I started making handmade soap about four years ago because I fell in love with the handmade soap I used to buy at the farmer’s market in my old home in Georgia. I don’t know if I thought handmade soap didn’t exist in Massachusetts or what, but I decided I wanted to learn how to make it myself because I was moving and wouldn’t be able to buy it from the farmer’s market anymore. I did a lot of research before I moved, but I didn’t make my first batch until after I moved to Massachusetts. It didn’t take long before it was one of my favorite things to do. I loved to experiment. I loved to create. I loved the end product. My skin is in excellent shape, and I attribute it entirely to the fact that I am exclusively using the soap and lotion I make myself. In fact, if I travel and forget to pack my own soap or perhaps think it’s a hassle and wind up using the hotel soap, my skin hates it.

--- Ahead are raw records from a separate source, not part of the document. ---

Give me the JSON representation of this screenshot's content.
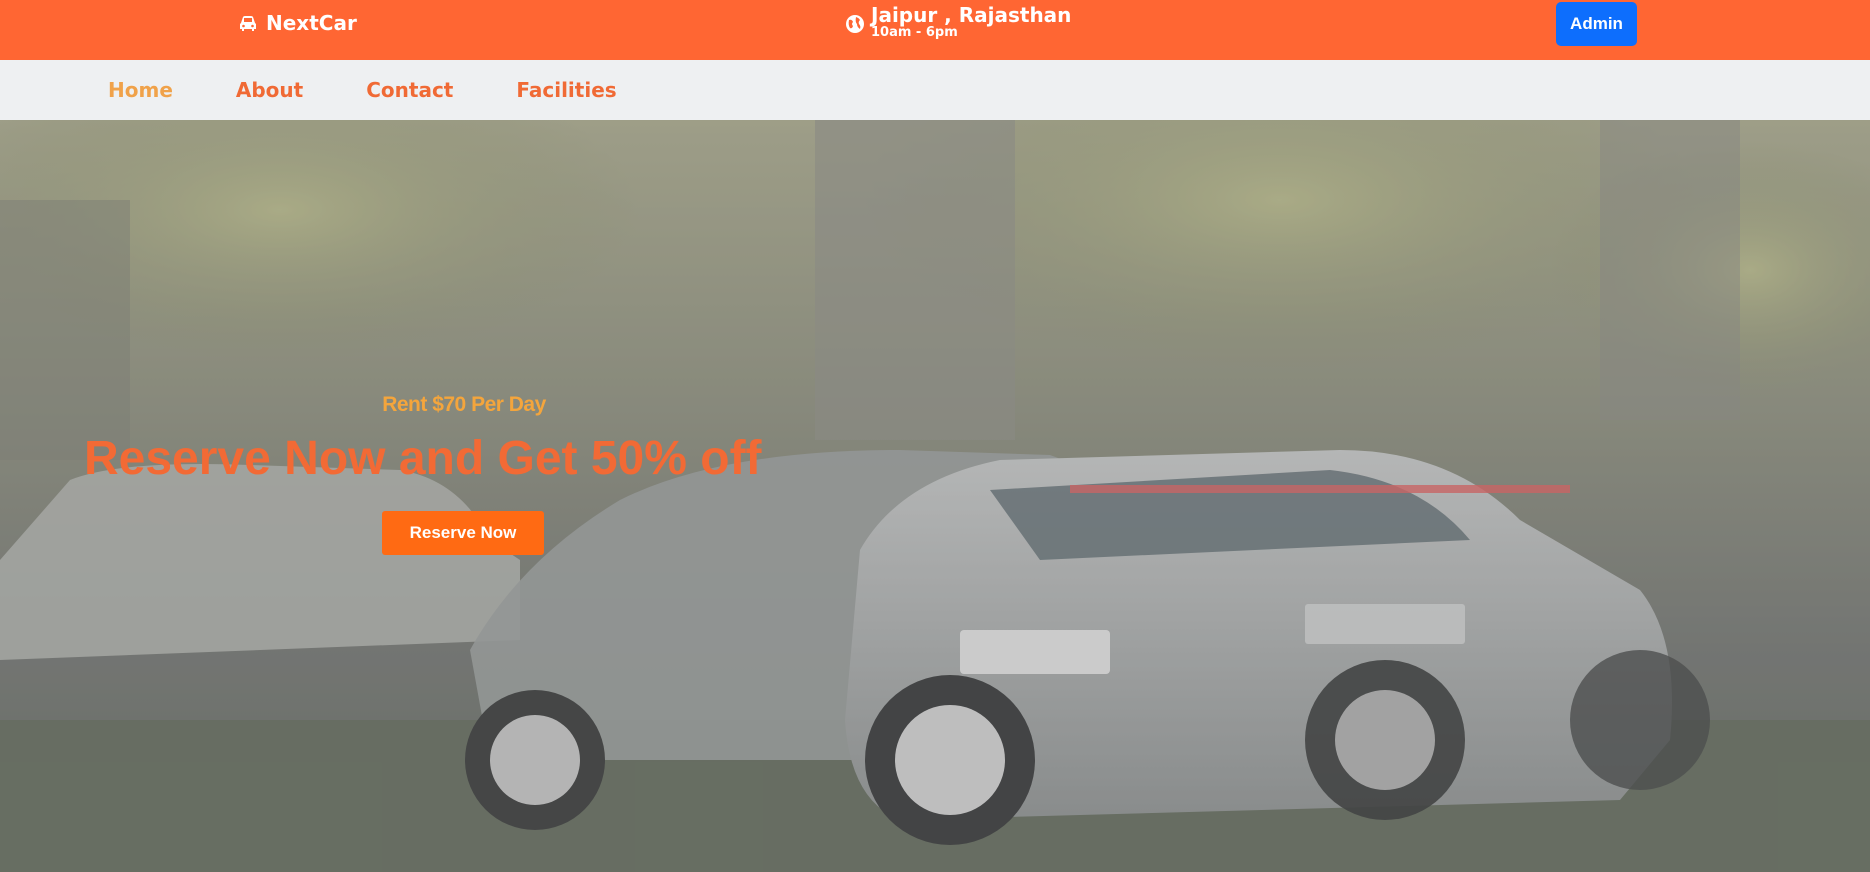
{
  "header": {
    "brand": "NextCar",
    "brand_icon": "car-icon",
    "location_icon": "globe-icon",
    "location_city": "Jaipur , Rajasthan",
    "location_hours": "10am - 6pm",
    "admin_label": "Admin"
  },
  "nav": {
    "items": [
      {
        "label": "Home",
        "active": true
      },
      {
        "label": "About",
        "active": false
      },
      {
        "label": "Contact",
        "active": false
      },
      {
        "label": "Facilities",
        "active": false
      }
    ]
  },
  "hero": {
    "subtitle": "Rent $70 Per Day",
    "title": "Reserve Now and Get 50% off",
    "button_label": "Reserve Now",
    "background": "cars-photo"
  },
  "colors": {
    "topbar": "#ff6633",
    "admin_button": "#0d6efd",
    "nav_background": "#eef0f2",
    "nav_text": "#f06a35",
    "nav_active": "#f0a24a",
    "hero_title": "#f26a35",
    "hero_subtitle": "#f4a53c",
    "reserve_button": "#ff6a13"
  }
}
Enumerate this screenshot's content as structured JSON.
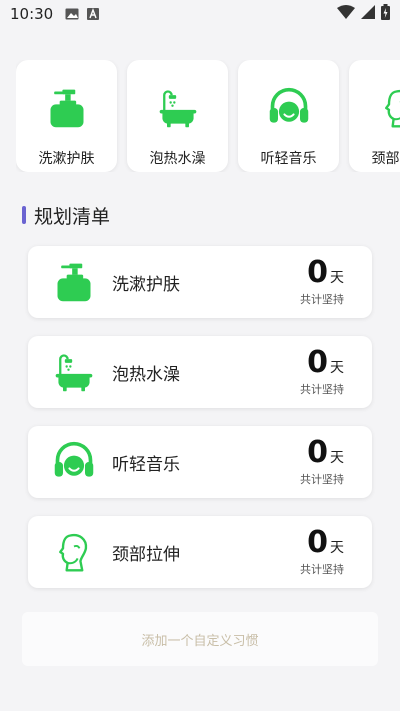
{
  "status_bar": {
    "time": "10:30",
    "icons": [
      "image-icon",
      "a-box-icon",
      "wifi-icon",
      "signal-icon",
      "battery-charging-icon"
    ]
  },
  "categories": [
    {
      "label": "洗漱护肤",
      "icon": "lotion-bottle-icon"
    },
    {
      "label": "泡热水澡",
      "icon": "bathtub-icon"
    },
    {
      "label": "听轻音乐",
      "icon": "headphones-icon"
    },
    {
      "label": "颈部拉伸",
      "icon": "neck-stretch-icon"
    }
  ],
  "section": {
    "title": "规划清单"
  },
  "plans": [
    {
      "name": "洗漱护肤",
      "count": "0",
      "unit": "天",
      "sub": "共计坚持",
      "icon": "lotion-bottle-icon"
    },
    {
      "name": "泡热水澡",
      "count": "0",
      "unit": "天",
      "sub": "共计坚持",
      "icon": "bathtub-icon"
    },
    {
      "name": "听轻音乐",
      "count": "0",
      "unit": "天",
      "sub": "共计坚持",
      "icon": "headphones-icon"
    },
    {
      "name": "颈部拉伸",
      "count": "0",
      "unit": "天",
      "sub": "共计坚持",
      "icon": "neck-stretch-icon"
    }
  ],
  "add_button": {
    "label": "添加一个自定义习惯"
  },
  "colors": {
    "accent_green": "#2ecc52",
    "section_bar": "#6a63d1",
    "add_text": "#c8bea7"
  }
}
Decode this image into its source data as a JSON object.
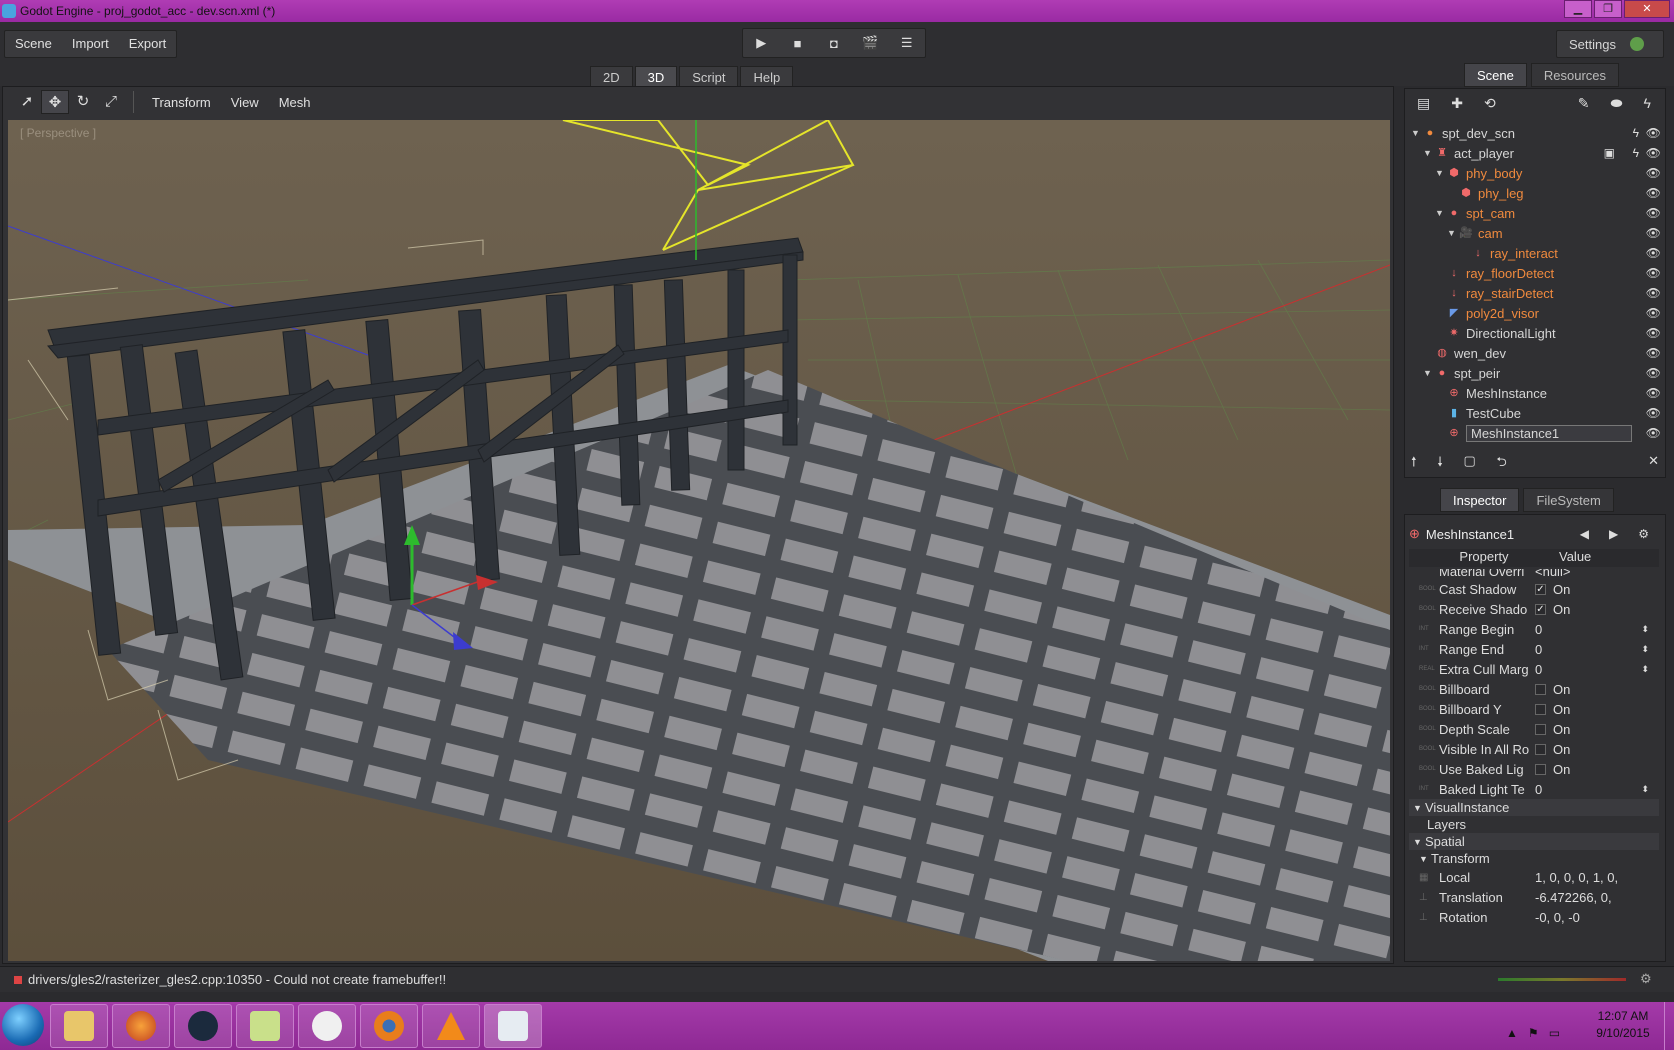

I haven’t made a lot of soap this summer. My son actually asked me about it about a month ago. I have no intentions of stopping entirely, but it is true I’m scaling back. I am finding I want to make time to do other things, too. Spend time with my husband and children. Read. Travel. Write. I firmly believe, and have said often when people ask me how I do so much, that we make time to do the things that are important to us.
I would be lying if I said I didn’t find the business end of making soap a bit frustrating. I haven’t been successful at markets, and that has been disheartening. I can’t get into our local farmer’s market. I find keeping up with more than a few wholesale accounts exhausting, so I have elected not to pick up any more wholesale accounts. When I lost a wholesale account earlier this year for reasons that were not explained (and I didn’t pursue), I was secretly relieved because I could spend more time making the soap I want to make. That is what I love about making soap in the first place. Making what I want. But what I want to make is not always what people want to buy, and that has been a frustrating thing to experience. I want to show off a new technique or try a new recipe. But people want to buy their favorites.
If making soap was just a business to me, my path forward would be clear. I should make what sells and not worry about what I want, or perhaps indulge in making what I want for special occasions, such as gifts. But it’s not just a business to me, and frankly, it’s never been a very successful business. And I don’t really need the income. I have a full time job.
So, I am going to be scaling back. I actually already have, though I didn’t know it. I thought about it a lot over the summer, and what I will do is make soap when the mood strikes, and I will sell it in my Etsy store when I have enough, but I’m not going to be keeping the the store stocked, and what you will see there will be soaps I wanted to make. I am hoping people will understand that part of the reason I’m doing this is so I don’t actually feel the need to stop making soap because I don’t enjoy it anymore. I want to get back some of the passion I felt for making soap when it was a hobby, so I am returning it to more of a hobby. I have seen some good friends bow out entirely—either they have stopped making soap or they haven’t blogged about it a long time or both. I don’t want that to happen to me. I do consider making soap an art as well as a craft, and I want to make the kind of art that inspires me and makes me want to keep making art.
3 thoughts on “Scaling Back”
Thanks for the post – I also enjoy the making of soap, and the marketing is like a separate and different type of activity.
It truly is, and I never liked that part of it very much. I really disliked craft fairs because I’m introverted, and not very outgoing, so I had trouble attracting attention to my table.
Thank you for your frank remarks, Dana! They will be helpful to anyone embarking on a soap journey. Know thyself!